#### EXERCISE
The entries below are to be duplicated exactly, with nothing left out.

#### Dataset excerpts
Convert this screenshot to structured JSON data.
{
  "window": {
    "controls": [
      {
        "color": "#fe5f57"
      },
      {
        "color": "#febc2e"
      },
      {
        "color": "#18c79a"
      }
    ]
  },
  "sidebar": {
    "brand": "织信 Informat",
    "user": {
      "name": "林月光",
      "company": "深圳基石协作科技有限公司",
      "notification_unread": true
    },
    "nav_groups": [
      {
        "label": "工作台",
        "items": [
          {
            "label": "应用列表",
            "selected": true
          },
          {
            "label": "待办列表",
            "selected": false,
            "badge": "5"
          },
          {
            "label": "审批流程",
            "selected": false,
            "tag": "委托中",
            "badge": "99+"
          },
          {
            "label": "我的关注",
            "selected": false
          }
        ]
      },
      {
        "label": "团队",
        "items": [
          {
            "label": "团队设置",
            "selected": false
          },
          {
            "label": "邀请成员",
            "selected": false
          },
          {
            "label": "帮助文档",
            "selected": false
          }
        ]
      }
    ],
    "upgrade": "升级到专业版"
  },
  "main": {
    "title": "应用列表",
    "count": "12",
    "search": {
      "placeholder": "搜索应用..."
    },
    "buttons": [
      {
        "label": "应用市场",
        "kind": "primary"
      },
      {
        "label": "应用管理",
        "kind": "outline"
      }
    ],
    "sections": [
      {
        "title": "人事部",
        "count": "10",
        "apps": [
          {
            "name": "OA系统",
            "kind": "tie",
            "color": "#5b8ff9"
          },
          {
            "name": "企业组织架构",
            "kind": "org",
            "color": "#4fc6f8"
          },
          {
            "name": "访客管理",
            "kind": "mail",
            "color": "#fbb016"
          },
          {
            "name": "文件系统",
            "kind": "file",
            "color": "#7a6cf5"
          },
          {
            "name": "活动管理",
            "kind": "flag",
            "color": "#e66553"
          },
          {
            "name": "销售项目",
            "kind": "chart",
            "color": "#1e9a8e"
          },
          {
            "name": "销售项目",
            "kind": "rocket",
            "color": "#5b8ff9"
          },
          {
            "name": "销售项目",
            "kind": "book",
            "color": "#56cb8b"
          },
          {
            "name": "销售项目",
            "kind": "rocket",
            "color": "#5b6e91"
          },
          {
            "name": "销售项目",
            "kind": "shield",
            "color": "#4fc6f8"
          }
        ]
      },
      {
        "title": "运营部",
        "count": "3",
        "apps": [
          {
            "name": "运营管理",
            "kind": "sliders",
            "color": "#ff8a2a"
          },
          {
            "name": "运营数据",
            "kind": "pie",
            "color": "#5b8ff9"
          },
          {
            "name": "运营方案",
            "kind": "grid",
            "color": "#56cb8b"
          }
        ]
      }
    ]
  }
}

#### EXERCISE OUTPUT
Convert this screenshot to structured JSON data.
{
  "window": {
    "controls": [
      {
        "color": "#fe5f57"
      },
      {
        "color": "#febc2e"
      },
      {
        "color": "#18c79a"
      }
    ]
  },
  "sidebar": {
    "brand": "织信 Informat",
    "user": {
      "name": "林月光",
      "company": "深圳基石协作科技有限公司",
      "notification_unread": true
    },
    "nav_groups": [
      {
        "label": "工作台",
        "items": [
          {
            "label": "应用列表",
            "selected": true
          },
          {
            "label": "待办列表",
            "selected": false,
            "badge": "5"
          },
          {
            "label": "审批流程",
            "selected": false,
            "tag": "委托中",
            "badge": "99+"
          },
          {
            "label": "我的关注",
            "selected": false
          }
        ]
      },
      {
        "label": "团队",
        "items": [
          {
            "label": "团队设置",
            "selected": false
          },
          {
            "label": "邀请成员",
            "selected": false
          },
          {
            "label": "帮助文档",
            "selected": false
          }
        ]
      }
    ],
    "upgrade": "升级到专业版"
  },
  "main": {
    "title": "应用列表",
    "count": "12",
    "search": {
      "placeholder": "搜索应用..."
    },
    "buttons": [
      {
        "label": "应用市场",
        "kind": "primary"
      },
      {
        "label": "应用管理",
        "kind": "outline"
      }
    ],
    "sections": [
      {
        "title": "人事部",
        "count": "10",
        "apps": [
          {
            "name": "OA系统",
            "kind": "tie",
            "color": "#5b8ff9"
          },
          {
            "name": "企业组织架构",
            "kind": "org",
            "color": "#4fc6f8"
          },
          {
            "name": "访客管理",
            "kind": "mail",
            "color": "#fbb016"
          },
          {
            "name": "文件系统",
            "kind": "file",
            "color": "#7a6cf5"
          },
          {
            "name": "活动管理",
            "kind": "flag",
            "color": "#e66553"
          },
          {
            "name": "销售项目",
            "kind": "chart",
            "color": "#1e9a8e"
          },
          {
            "name": "销售项目",
            "kind": "rocket",
            "color": "#5b8ff9"
          },
          {
            "name": "销售项目",
            "kind": "book",
            "color": "#56cb8b"
          },
          {
            "name": "销售项目",
            "kind": "rocket",
            "color": "#5b6e91"
          },
          {
            "name": "销售项目",
            "kind": "shield",
            "color": "#4fc6f8"
          }
        ]
      },
      {
        "title": "运营部",
        "count": "3",
        "apps": [
          {
            "name": "运营管理",
            "kind": "sliders",
            "color": "#ff8a2a"
          },
          {
            "name": "运营数据",
            "kind": "pie",
            "color": "#5b8ff9"
          },
          {
            "name": "运营方案",
            "kind": "grid",
            "color": "#56cb8b"
          }
        ]
      }
    ]
  }
}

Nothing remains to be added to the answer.